What is required:
Each line below should be written out again exactly.

Exercise inputs:
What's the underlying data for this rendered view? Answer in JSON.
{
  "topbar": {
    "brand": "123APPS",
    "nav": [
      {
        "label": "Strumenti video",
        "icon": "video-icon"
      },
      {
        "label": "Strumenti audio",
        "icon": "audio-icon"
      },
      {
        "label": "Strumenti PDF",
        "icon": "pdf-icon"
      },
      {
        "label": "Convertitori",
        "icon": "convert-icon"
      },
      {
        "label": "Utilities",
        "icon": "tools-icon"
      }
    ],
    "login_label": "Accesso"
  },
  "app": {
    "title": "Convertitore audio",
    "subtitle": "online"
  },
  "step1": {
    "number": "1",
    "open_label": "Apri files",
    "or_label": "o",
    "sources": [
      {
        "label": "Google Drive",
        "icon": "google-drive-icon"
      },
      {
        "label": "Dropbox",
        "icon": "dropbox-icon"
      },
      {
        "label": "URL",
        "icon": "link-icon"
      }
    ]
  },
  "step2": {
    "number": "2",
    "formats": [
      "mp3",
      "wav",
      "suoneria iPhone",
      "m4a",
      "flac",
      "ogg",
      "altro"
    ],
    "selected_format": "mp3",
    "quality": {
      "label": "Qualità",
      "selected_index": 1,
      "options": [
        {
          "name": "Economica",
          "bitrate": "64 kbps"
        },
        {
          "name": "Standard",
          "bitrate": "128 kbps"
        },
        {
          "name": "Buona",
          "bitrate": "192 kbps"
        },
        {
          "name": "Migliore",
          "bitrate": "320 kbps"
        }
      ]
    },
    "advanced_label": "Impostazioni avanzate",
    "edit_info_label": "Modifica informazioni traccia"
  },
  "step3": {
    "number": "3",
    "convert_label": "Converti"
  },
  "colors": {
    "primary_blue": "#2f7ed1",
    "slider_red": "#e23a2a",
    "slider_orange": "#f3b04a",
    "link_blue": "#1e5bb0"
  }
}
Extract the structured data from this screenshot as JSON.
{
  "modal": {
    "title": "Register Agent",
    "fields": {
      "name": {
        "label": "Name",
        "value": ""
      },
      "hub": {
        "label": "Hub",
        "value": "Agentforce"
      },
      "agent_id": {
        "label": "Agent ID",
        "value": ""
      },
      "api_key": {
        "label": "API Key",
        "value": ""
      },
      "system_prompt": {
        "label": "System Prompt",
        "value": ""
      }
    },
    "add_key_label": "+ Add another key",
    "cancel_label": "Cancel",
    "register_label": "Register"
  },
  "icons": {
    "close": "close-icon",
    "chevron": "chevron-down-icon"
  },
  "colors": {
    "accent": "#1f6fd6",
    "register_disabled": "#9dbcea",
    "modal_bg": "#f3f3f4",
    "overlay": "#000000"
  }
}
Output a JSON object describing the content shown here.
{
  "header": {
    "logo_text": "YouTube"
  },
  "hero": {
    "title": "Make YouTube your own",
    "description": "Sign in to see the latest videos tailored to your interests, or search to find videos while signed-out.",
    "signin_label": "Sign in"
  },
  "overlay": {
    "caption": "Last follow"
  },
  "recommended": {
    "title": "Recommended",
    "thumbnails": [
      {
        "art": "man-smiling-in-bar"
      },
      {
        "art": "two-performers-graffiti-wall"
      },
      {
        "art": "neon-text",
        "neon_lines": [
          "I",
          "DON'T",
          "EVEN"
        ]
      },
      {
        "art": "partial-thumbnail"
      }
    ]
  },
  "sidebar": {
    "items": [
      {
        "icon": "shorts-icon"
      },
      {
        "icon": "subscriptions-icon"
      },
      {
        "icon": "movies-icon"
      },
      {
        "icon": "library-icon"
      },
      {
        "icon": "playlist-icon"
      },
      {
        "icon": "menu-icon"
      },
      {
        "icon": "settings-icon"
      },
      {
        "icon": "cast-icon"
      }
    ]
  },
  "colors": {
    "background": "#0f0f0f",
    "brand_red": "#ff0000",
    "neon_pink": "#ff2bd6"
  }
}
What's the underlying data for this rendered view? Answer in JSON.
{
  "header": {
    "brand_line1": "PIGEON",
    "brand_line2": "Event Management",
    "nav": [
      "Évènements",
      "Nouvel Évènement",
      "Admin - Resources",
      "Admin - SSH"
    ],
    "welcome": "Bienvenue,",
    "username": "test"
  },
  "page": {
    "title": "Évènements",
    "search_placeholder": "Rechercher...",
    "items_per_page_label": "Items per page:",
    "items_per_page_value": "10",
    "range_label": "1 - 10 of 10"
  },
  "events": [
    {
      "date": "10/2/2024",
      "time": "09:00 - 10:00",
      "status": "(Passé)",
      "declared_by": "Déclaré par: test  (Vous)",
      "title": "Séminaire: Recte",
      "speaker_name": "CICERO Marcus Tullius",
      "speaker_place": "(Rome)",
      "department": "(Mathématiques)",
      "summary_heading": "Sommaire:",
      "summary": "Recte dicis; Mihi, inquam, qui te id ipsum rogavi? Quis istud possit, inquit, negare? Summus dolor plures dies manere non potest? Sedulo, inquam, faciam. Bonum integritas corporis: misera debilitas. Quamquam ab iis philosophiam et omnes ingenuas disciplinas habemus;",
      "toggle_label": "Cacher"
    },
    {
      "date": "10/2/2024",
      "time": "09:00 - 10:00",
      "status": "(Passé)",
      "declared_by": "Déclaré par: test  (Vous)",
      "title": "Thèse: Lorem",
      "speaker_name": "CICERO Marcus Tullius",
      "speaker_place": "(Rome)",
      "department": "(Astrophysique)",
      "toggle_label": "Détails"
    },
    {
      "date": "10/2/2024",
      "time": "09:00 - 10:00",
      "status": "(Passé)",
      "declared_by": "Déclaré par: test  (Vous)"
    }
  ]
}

Final answer:
What's the underlying data for this rendered view? Answer in JSON.
{
  "topbar": {
    "brand": "123APPS",
    "nav": [
      {
        "label": "Strumenti video",
        "icon": "video-icon"
      },
      {
        "label": "Strumenti audio",
        "icon": "audio-icon"
      },
      {
        "label": "Strumenti PDF",
        "icon": "pdf-icon"
      },
      {
        "label": "Convertitori",
        "icon": "convert-icon"
      },
      {
        "label": "Utilities",
        "icon": "tools-icon"
      }
    ],
    "login_label": "Accesso"
  },
  "app": {
    "title": "Convertitore audio",
    "subtitle": "online"
  },
  "step1": {
    "number": "1",
    "open_label": "Apri files",
    "or_label": "o",
    "sources": [
      {
        "label": "Google Drive",
        "icon": "google-drive-icon"
      },
      {
        "label": "Dropbox",
        "icon": "dropbox-icon"
      },
      {
        "label": "URL",
        "icon": "link-icon"
      }
    ]
  },
  "step2": {
    "number": "2",
    "formats": [
      "mp3",
      "wav",
      "suoneria iPhone",
      "m4a",
      "flac",
      "ogg",
      "altro"
    ],
    "selected_format": "mp3",
    "quality": {
      "label": "Qualità",
      "selected_index": 1,
      "options": [
        {
          "name": "Economica",
          "bitrate": "64 kbps"
        },
        {
          "name": "Standard",
          "bitrate": "128 kbps"
        },
        {
          "name": "Buona",
          "bitrate": "192 kbps"
        },
        {
          "name": "Migliore",
          "bitrate": "320 kbps"
        }
      ]
    },
    "advanced_label": "Impostazioni avanzate",
    "edit_info_label": "Modifica informazioni traccia"
  },
  "step3": {
    "number": "3",
    "convert_label": "Converti"
  },
  "colors": {
    "primary_blue": "#2f7ed1",
    "slider_red": "#e23a2a",
    "slider_orange": "#f3b04a",
    "link_blue": "#1e5bb0"
  }
}
Extract the structured data from this screenshot as JSON.
{
  "modal": {
    "title": "Register Agent",
    "fields": {
      "name": {
        "label": "Name",
        "value": ""
      },
      "hub": {
        "label": "Hub",
        "value": "Agentforce"
      },
      "agent_id": {
        "label": "Agent ID",
        "value": ""
      },
      "api_key": {
        "label": "API Key",
        "value": ""
      },
      "system_prompt": {
        "label": "System Prompt",
        "value": ""
      }
    },
    "add_key_label": "+ Add another key",
    "cancel_label": "Cancel",
    "register_label": "Register"
  },
  "icons": {
    "close": "close-icon",
    "chevron": "chevron-down-icon"
  },
  "colors": {
    "accent": "#1f6fd6",
    "register_disabled": "#9dbcea",
    "modal_bg": "#f3f3f4",
    "overlay": "#000000"
  }
}
Output a JSON object describing the content shown here.
{
  "header": {
    "logo_text": "YouTube"
  },
  "hero": {
    "title": "Make YouTube your own",
    "description": "Sign in to see the latest videos tailored to your interests, or search to find videos while signed-out.",
    "signin_label": "Sign in"
  },
  "overlay": {
    "caption": "Last follow"
  },
  "recommended": {
    "title": "Recommended",
    "thumbnails": [
      {
        "art": "man-smiling-in-bar"
      },
      {
        "art": "two-performers-graffiti-wall"
      },
      {
        "art": "neon-text",
        "neon_lines": [
          "I",
          "DON'T",
          "EVEN"
        ]
      },
      {
        "art": "partial-thumbnail"
      }
    ]
  },
  "sidebar": {
    "items": [
      {
        "icon": "shorts-icon"
      },
      {
        "icon": "subscriptions-icon"
      },
      {
        "icon": "movies-icon"
      },
      {
        "icon": "library-icon"
      },
      {
        "icon": "playlist-icon"
      },
      {
        "icon": "menu-icon"
      },
      {
        "icon": "settings-icon"
      },
      {
        "icon": "cast-icon"
      }
    ]
  },
  "colors": {
    "background": "#0f0f0f",
    "brand_red": "#ff0000",
    "neon_pink": "#ff2bd6"
  }
}
What's the underlying data for this rendered view? Answer in JSON.
{
  "header": {
    "brand_line1": "PIGEON",
    "brand_line2": "Event Management",
    "nav": [
      "Évènements",
      "Nouvel Évènement",
      "Admin - Resources",
      "Admin - SSH"
    ],
    "welcome": "Bienvenue,",
    "username": "test"
  },
  "page": {
    "title": "Évènements",
    "search_placeholder": "Rechercher...",
    "items_per_page_label": "Items per page:",
    "items_per_page_value": "10",
    "range_label": "1 - 10 of 10"
  },
  "events": [
    {
      "date": "10/2/2024",
      "time": "09:00 - 10:00",
      "status": "(Passé)",
      "declared_by": "Déclaré par: test  (Vous)",
      "title": "Séminaire: Recte",
      "speaker_name": "CICERO Marcus Tullius",
      "speaker_place": "(Rome)",
      "department": "(Mathématiques)",
      "summary_heading": "Sommaire:",
      "summary": "Recte dicis; Mihi, inquam, qui te id ipsum rogavi? Quis istud possit, inquit, negare? Summus dolor plures dies manere non potest? Sedulo, inquam, faciam. Bonum integritas corporis: misera debilitas. Quamquam ab iis philosophiam et omnes ingenuas disciplinas habemus;",
      "toggle_label": "Cacher"
    },
    {
      "date": "10/2/2024",
      "time": "09:00 - 10:00",
      "status": "(Passé)",
      "declared_by": "Déclaré par: test  (Vous)",
      "title": "Thèse: Lorem",
      "speaker_name": "CICERO Marcus Tullius",
      "speaker_place": "(Rome)",
      "department": "(Astrophysique)",
      "toggle_label": "Détails"
    },
    {
      "date": "10/2/2024",
      "time": "09:00 - 10:00",
      "status": "(Passé)",
      "declared_by": "Déclaré par: test  (Vous)"
    }
  ]
}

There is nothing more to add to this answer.